ZAECA is responsible for investigating allegations related to corruption and economic crime. The investigation usually goes through various stages, including receiving information, analyzing, assessing and presenting the investigation file to the Director of Public Prosecutions (DPP).
This is in accordance with Section 13(1) of the Zanzibar Anti-Corruption and economic crime Act, No. 1 of 2012. ZAECA also operates by receiving complaints from various sources, including confidential and open information such as in the media, regular mail, emails, comment boxes, and telephone 113 free phone calls.
For the period January to December, 2021, ZAECA received a total of 223 complaints. Among the allegations received were lobbying and accepting 26 bribes, bribes in 3 tenders, 13 tax evasion, misappropriation of 10 assets, two smuggling, one sexual corruption, one forgery, and 81 allegations of embezzlement.

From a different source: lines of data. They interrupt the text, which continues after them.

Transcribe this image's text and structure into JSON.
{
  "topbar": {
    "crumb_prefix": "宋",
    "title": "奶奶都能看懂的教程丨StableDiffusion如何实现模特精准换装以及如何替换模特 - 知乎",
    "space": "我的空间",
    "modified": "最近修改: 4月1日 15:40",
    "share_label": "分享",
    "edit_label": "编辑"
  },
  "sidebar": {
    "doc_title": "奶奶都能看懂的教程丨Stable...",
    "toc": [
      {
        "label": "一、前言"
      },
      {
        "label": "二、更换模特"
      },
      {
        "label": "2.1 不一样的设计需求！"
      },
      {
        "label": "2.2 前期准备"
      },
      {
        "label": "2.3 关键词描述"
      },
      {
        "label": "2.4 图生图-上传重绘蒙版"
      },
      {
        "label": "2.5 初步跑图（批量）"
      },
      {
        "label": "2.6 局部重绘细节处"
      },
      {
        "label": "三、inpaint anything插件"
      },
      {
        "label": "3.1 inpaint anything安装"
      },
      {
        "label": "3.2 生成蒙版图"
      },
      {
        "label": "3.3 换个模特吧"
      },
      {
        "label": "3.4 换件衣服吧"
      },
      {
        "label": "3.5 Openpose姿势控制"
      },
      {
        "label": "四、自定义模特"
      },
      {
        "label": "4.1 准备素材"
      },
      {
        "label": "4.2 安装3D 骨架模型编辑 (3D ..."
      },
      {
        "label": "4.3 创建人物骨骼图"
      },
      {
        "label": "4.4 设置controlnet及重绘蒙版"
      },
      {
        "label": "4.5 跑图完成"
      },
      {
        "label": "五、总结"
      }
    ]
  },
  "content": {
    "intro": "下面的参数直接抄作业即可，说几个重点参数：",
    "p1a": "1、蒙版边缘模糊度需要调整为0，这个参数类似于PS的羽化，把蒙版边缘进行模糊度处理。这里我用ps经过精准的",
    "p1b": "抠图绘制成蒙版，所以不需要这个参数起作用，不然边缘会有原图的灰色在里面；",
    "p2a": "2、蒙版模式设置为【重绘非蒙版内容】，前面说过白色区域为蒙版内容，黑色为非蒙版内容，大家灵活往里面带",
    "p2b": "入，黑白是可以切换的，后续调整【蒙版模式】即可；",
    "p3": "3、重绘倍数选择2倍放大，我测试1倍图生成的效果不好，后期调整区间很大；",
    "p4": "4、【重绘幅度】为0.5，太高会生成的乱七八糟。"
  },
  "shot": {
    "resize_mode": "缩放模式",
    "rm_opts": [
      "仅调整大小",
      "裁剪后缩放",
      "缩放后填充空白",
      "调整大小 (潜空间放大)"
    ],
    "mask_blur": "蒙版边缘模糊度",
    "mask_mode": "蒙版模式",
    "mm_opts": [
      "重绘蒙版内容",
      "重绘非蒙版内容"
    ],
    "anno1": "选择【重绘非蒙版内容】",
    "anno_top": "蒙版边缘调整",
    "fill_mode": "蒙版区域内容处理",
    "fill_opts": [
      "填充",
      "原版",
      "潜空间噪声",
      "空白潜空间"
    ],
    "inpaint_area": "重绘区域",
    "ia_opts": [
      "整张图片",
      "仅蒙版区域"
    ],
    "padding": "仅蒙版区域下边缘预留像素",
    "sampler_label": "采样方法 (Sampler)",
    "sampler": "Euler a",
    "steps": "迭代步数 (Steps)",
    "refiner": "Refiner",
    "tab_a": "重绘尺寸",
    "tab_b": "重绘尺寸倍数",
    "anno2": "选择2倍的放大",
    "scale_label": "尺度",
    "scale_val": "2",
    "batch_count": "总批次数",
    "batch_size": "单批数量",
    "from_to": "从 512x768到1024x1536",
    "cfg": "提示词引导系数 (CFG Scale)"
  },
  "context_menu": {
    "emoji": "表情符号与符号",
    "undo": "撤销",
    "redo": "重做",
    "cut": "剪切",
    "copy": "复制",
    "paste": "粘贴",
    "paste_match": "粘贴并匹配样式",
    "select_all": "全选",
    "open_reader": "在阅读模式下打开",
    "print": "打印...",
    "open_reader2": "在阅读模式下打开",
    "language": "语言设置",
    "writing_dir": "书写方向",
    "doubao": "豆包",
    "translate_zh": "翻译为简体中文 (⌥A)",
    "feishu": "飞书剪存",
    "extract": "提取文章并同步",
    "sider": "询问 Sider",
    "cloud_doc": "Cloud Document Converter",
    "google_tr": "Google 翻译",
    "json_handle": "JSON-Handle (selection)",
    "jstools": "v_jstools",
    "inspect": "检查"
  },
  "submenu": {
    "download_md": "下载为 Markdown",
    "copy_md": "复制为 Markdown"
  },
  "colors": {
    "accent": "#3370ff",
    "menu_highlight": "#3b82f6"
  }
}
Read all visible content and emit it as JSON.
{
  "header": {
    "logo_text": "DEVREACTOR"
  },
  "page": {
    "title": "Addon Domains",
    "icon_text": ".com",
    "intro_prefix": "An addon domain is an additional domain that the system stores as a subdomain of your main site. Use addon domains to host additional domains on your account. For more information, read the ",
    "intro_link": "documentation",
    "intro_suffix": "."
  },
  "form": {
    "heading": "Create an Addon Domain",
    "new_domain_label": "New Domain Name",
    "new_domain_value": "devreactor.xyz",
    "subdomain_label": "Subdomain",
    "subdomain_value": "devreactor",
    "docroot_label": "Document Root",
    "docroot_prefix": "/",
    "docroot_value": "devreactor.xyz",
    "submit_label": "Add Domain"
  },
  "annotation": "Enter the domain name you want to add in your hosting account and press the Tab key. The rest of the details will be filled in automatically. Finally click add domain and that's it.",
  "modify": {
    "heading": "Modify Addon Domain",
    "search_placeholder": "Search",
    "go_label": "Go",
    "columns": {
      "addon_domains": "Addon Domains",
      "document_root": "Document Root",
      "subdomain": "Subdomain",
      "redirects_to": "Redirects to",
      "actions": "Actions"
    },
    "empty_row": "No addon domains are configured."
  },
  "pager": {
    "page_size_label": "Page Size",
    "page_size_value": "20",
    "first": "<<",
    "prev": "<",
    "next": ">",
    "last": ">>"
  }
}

ZAECA, after receiving reports of corruption and economic crimes, investigates the allegations and upon completion of the investigation, a file is submitted to the Office of the Director of Public Prosecutions (DPP) for assessment, advice and subsequent prosecution.
The director general says that the Anti-Corruption and Economic Crime Authority is responsible for educating the people of Zanzibar on the problem of corruption and economic crimes, its consequences and how to cooperate with the government against these crimes.
In the implementation of this role, between January and December 2021, ZAECA convened a total of 66 meetings involving the executives of various public, private and civil society (community) institutions and successfully reached 2,760 participants.
In addition, 25 radio and television programmes were conducted through public and private entities, four exhibitions, 16 Shehia (lowest or grassroots government administration) meetings while anti-corruption clubs in various schools in Unguja and Pemba schools were formed, enabling a total of 1,008 students to be educated on corruption and economic crimes.
According to the Director General, ZAECA has been going on well in the implementation of its duties, leading to various achievements driven by the sincere commitment of President Hussein Ali Mwinyi; establishment of the Office in Unguja North and the Western Urban Region; and conducting initial forensic training.
Minister Haroun says that despite many successes, in 2021 there were also some challenges that affected efforts to tackle corruption and economic crime. The challenges include shortage of professionals; lack of the Whistle Blower Act; and lack of a specific share of funds to run institution rather than relying on potion under Other Charges (OC).